7. App Location Transparency

Starting in iOS 13, your iPhone will start to generate reports on app tracking activity, so you can see what apps are trying to access your data. This will make it much easier to peek behind the curtain at programs that regularly run on other devices and platforms.

6. App Location Permissions

Location tracking often runs constantly in the background, depending on what apps you have open. Data brokers or other entities use this tracking to not only map where you’ve been, but even predict where you might be at any given point and time. To combat this, Apple introduced a setting where you can allow an app to access your location once, as opposed to indefinitely. Under this setting, if the third party wants your location again, it has to be given permission again. Apple will also let you know if apps are trying to access your location, giving you an opportunity to update your settings if needed.

WWDC Apple privacy
Presentation on privacy at WWDC. 

5. Voice Control

In an accessibility breakthrough, iOS 13 will let users control their devices entirely through voice control for the first time. These voice commands will also only be processed locally, rendering them inaccessible to cloud hackers trying to train voice impersonation technologies.

4. Wi-Fi and Bluetooth Location Privacy Enhancements

Many WiFi vendors offer location-based services (LBS). Using triangulation, signal strength, and other techniques, they can pinpoint your exact location, often without your consent. Bluetooth beacons perform a similar function, and though this requires consent, it’s often buried in dense terms-of-service agreements. Apps uses this information to find out where you are, but Apple’s new iOS will prevent apps from using this data to determine your location.

3. Updated Kids Category Apps

Apple will now block location tracking on apps in the Kids category. It officially updated it’s policies Monday, banning the use of embedded trackers in this category of apps, with the new language stating that “Apps in the Kids Category may not include third-party advertising or analytics.”

2. Sign in With Apple ID

In one of the more direct shots at Facebook and Google — and one of the most notable new features of the entire conference — Apple introduced a new feature called “Sign in with Apple ID” that allows you to sign in with just your Apple ID, only sharing your name and email. You don’t have to fill out any forms, create a new password, or offer up other identifiable information. This is a pretty big deal.

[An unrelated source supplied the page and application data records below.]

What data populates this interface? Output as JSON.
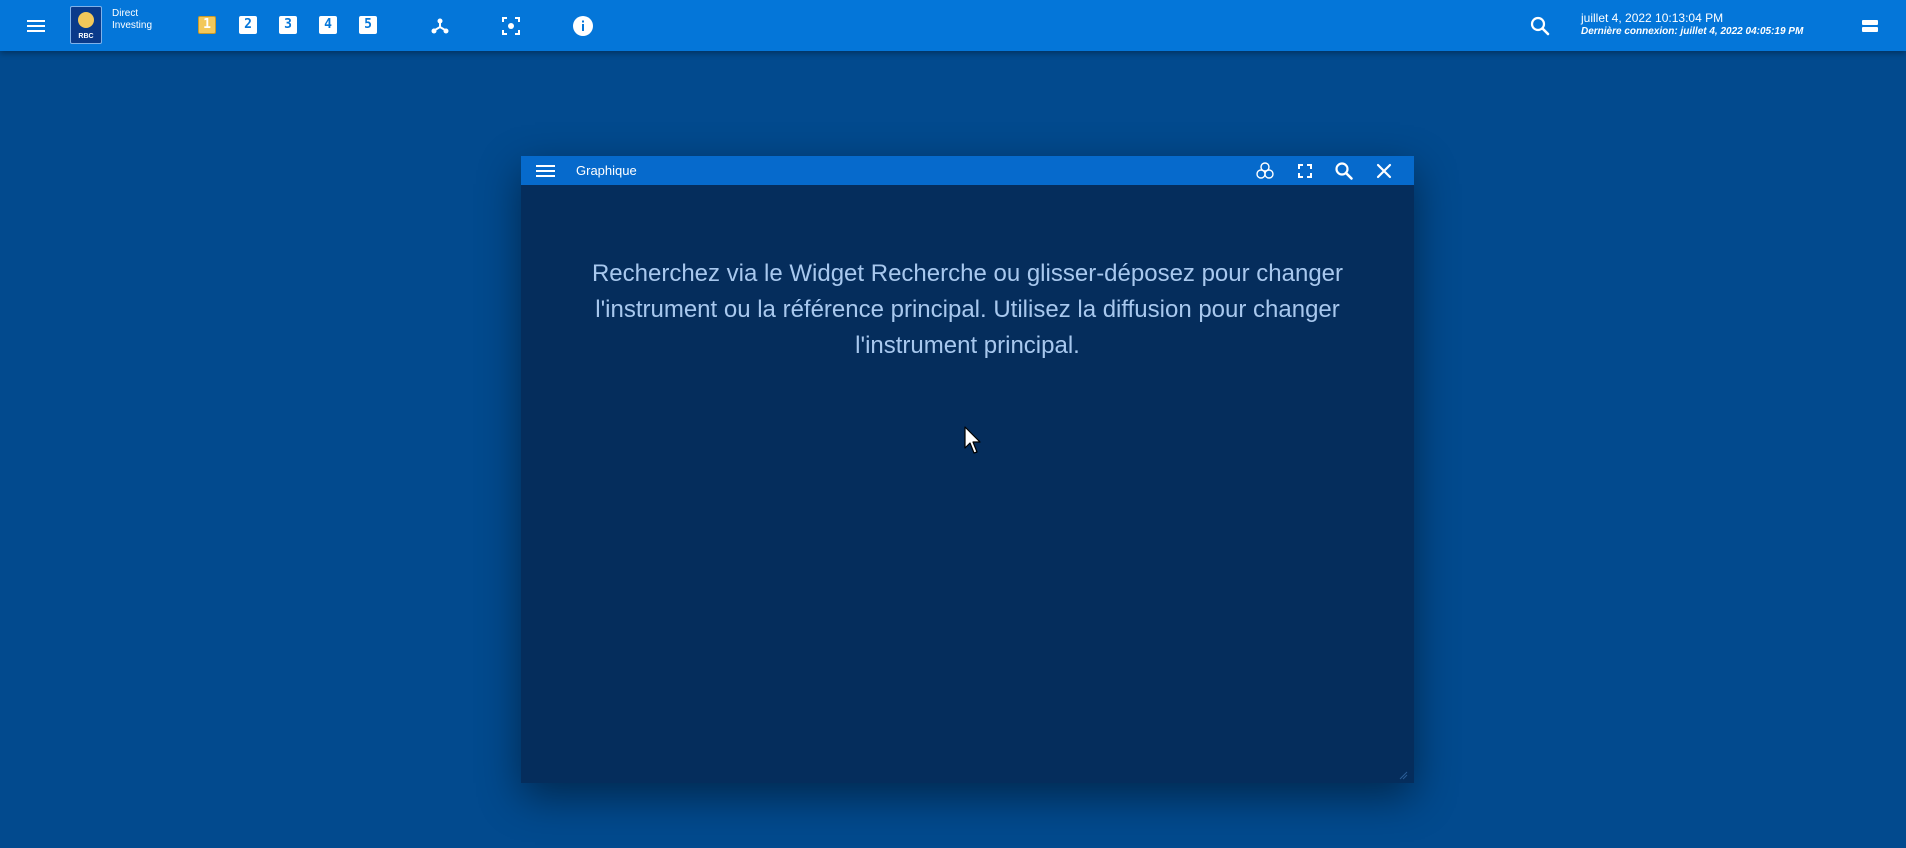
{
  "app": {
    "brand_line1": "Direct",
    "brand_line2": "Investing",
    "logo_text": "RBC",
    "colors": {
      "topbar": "#0476d9",
      "background": "#024a8e",
      "widget_body": "#052d5c",
      "widget_header": "#066acc",
      "active_workspace": "#f3c85a",
      "message_text": "#a8c8ee"
    }
  },
  "toolbar": {
    "menu_icon": "hamburger-menu-icon",
    "workspaces": [
      {
        "label": "1",
        "active": true
      },
      {
        "label": "2",
        "active": false
      },
      {
        "label": "3",
        "active": false
      },
      {
        "label": "4",
        "active": false
      },
      {
        "label": "5",
        "active": false
      }
    ],
    "icons": [
      "network-icon",
      "focus-icon",
      "info-icon",
      "search-icon",
      "layout-icon"
    ]
  },
  "session": {
    "datetime": "juillet 4, 2022 10:13:04 PM",
    "last_login": "Dernière connexion: juillet 4, 2022 04:05:19 PM"
  },
  "widget": {
    "title": "Graphique",
    "header_icons": [
      "hamburger-menu-icon",
      "link-channels-icon",
      "maximize-icon",
      "search-icon",
      "close-icon"
    ],
    "message": "Recherchez via le Widget Recherche ou glisser-déposez pour changer l'instrument ou la référence principal. Utilisez la diffusion pour changer l'instrument principal."
  }
}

People often use one click logins like those offered by Facebook and Google because of their ease, but the cost is sharing your information such as gender, age, full name, and other personal data, far and wide across the internet. That data is then picked up by third parties and can be used to make shadow profiles of you which are then sold to advertisers, but can also impact other areas of your life without you knowing.

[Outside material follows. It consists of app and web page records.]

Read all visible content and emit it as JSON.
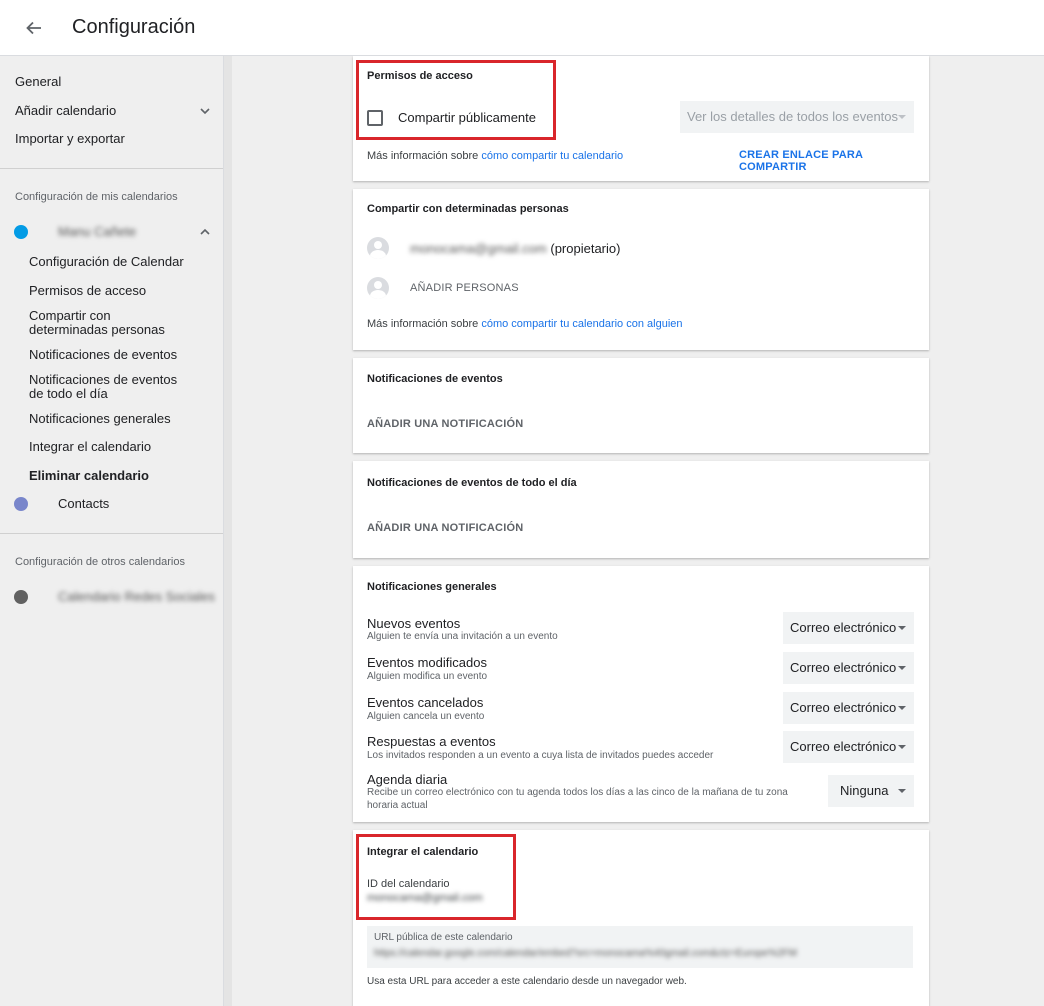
{
  "header": {
    "title": "Configuración"
  },
  "sidebar": {
    "general": "General",
    "add_calendar": "Añadir calendario",
    "import_export": "Importar y exportar",
    "my_calendars_label": "Configuración de mis calendarios",
    "my_calendar_name": "Manu Cañete",
    "sub_items": [
      "Configuración de Calendar",
      "Permisos de acceso",
      "Compartir con determinadas personas",
      "Notificaciones de eventos",
      "Notificaciones de eventos de todo el día",
      "Notificaciones generales",
      "Integrar el calendario",
      "Eliminar calendario"
    ],
    "contacts": "Contacts",
    "other_calendars_label": "Configuración de otros calendarios",
    "other_calendar_name": "Calendario Redes Sociales"
  },
  "colors": {
    "my_calendar_dot": "#039be5",
    "contacts_dot": "#7986cb",
    "other_calendar_dot": "#616161",
    "accent": "#1a73e8",
    "highlight": "#d9262b"
  },
  "access": {
    "title": "Permisos de acceso",
    "share_public_label": "Compartir públicamente",
    "share_public_checked": false,
    "details_select": "Ver los detalles de todos los eventos",
    "more_info_prefix": "Más información sobre ",
    "more_info_link": "cómo compartir tu calendario",
    "create_link": "CREAR ENLACE PARA COMPARTIR"
  },
  "share_people": {
    "title": "Compartir con determinadas personas",
    "owner_email": "monocama@gmail.com",
    "owner_role": "(propietario)",
    "add_people": "AÑADIR PERSONAS",
    "more_info_prefix": "Más información sobre ",
    "more_info_link": "cómo compartir tu calendario con alguien"
  },
  "event_notifications": {
    "title": "Notificaciones de eventos",
    "add": "AÑADIR UNA NOTIFICACIÓN"
  },
  "allday_notifications": {
    "title": "Notificaciones de eventos de todo el día",
    "add": "AÑADIR UNA NOTIFICACIÓN"
  },
  "general_notifications": {
    "title": "Notificaciones generales",
    "rows": [
      {
        "title": "Nuevos eventos",
        "desc": "Alguien te envía una invitación a un evento",
        "value": "Correo electrónico"
      },
      {
        "title": "Eventos modificados",
        "desc": "Alguien modifica un evento",
        "value": "Correo electrónico"
      },
      {
        "title": "Eventos cancelados",
        "desc": "Alguien cancela un evento",
        "value": "Correo electrónico"
      },
      {
        "title": "Respuestas a eventos",
        "desc": "Los invitados responden a un evento a cuya lista de invitados puedes acceder",
        "value": "Correo electrónico"
      },
      {
        "title": "Agenda diaria",
        "desc": "Recibe un correo electrónico con tu agenda todos los días a las cinco de la mañana de tu zona horaria actual",
        "value": "Ninguna"
      }
    ]
  },
  "integrate": {
    "title": "Integrar el calendario",
    "id_label": "ID del calendario",
    "id_value": "monocama@gmail.com",
    "url_label": "URL pública de este calendario",
    "url_value": "https://calendar.google.com/calendar/embed?src=monocama%40gmail.com&ctz=Europe%2FM",
    "url_help": "Usa esta URL para acceder a este calendario desde un navegador web."
  }
}
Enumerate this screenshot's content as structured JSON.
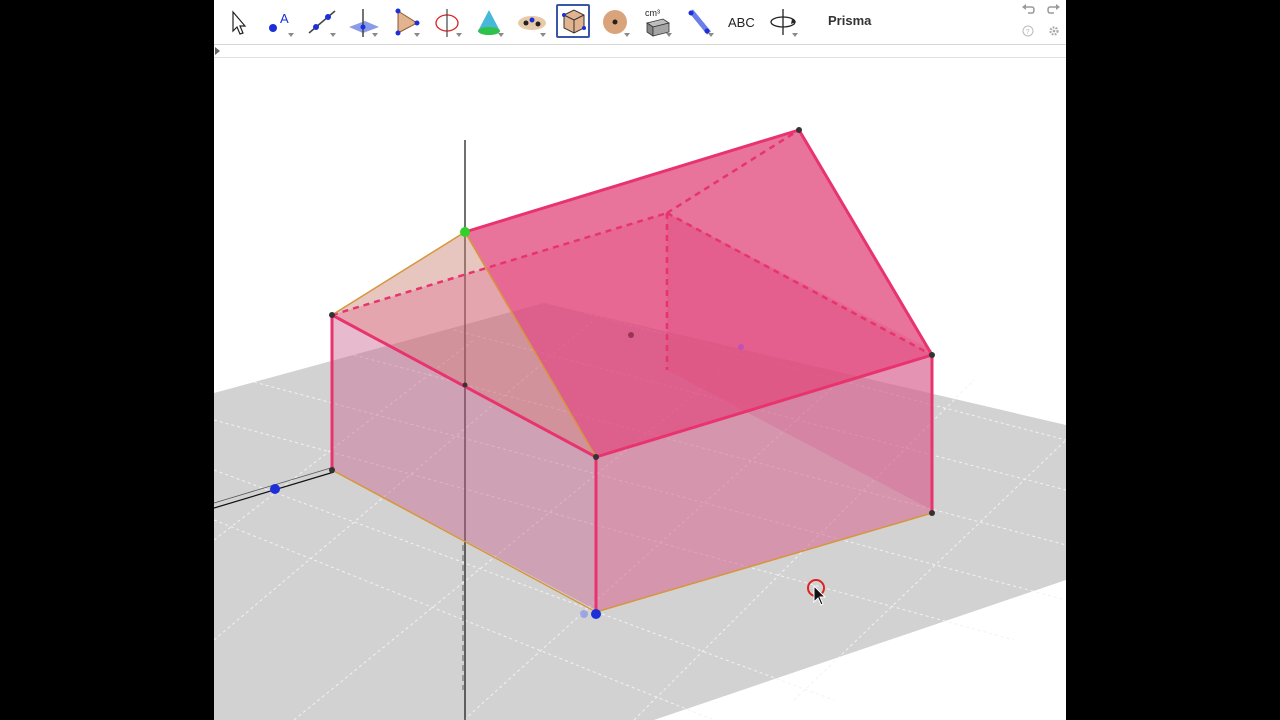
{
  "toolbar": {
    "tools": [
      {
        "id": "move",
        "icon": "pointer-arrow-icon"
      },
      {
        "id": "point",
        "icon": "point-label-icon",
        "text": "A"
      },
      {
        "id": "line",
        "icon": "line-through-points-icon"
      },
      {
        "id": "perpendicular",
        "icon": "perpendicular-line-icon"
      },
      {
        "id": "polygon",
        "icon": "polygon-icon"
      },
      {
        "id": "circle",
        "icon": "circle-axis-icon"
      },
      {
        "id": "intersect-surfaces",
        "icon": "cone-icon"
      },
      {
        "id": "plane",
        "icon": "plane-points-icon"
      },
      {
        "id": "prism",
        "icon": "prism-icon"
      },
      {
        "id": "sphere",
        "icon": "sphere-icon"
      },
      {
        "id": "volume",
        "icon": "volume-icon",
        "text": "cm³"
      },
      {
        "id": "reflect",
        "icon": "reflect-plane-icon"
      },
      {
        "id": "text",
        "icon": "text-icon",
        "text": "ABC"
      },
      {
        "id": "rotate-view",
        "icon": "rotate-view-icon"
      }
    ],
    "selected_tool": "prism",
    "selected_tool_name": "Prisma"
  },
  "colors": {
    "prism_fill": "#e0457a",
    "prism_edge": "#e8336e",
    "base_edge": "#d7963c",
    "grid_plane": "#cfcfcf",
    "point_blue": "#1c2fd8",
    "point_green": "#31d12a",
    "toolbar_selected": "#3a56a8"
  }
}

privacy sign in Apple
Presentation of Sign in with Apple ID at WWDC.

1. Sign in With Apple ID - Hide My Email

Sign in With Apple ID has other notable features of its own, including the ability to withhold your personal email from a third party. You can turn on a setting that generates and then assigns a random email address to you that will auto-forward any emails from the third party to your real email address, without them having your actual email.

There were also privacy oriented aspects of iOS 13 that weren’t explicitly announced at WWDC, and were in part improvements on existing features.

Mail, for example, is getting a new “Block sender” function will allow you to block all incoming mail from someone and move the messages directly to the trash. Apple is also adding weak password warnings, and advanced location controls for shared photos, which will allow you to choose whether to share your location when you post a photo on social media. Finally, enhanced anti-fingerprinting protections in Safari increase your privacy by making it harder for advertisers and others to track you through your browser actions.

While many of these features are notable and may deliver benefits to a lot of users, it’s important to note that Apple can’t rely on expensive smartphones to anchor its profitability forever. At WWDC 2019, however, Apple started to make a compelling case that its privacy protections alone are worth paying top dollar for.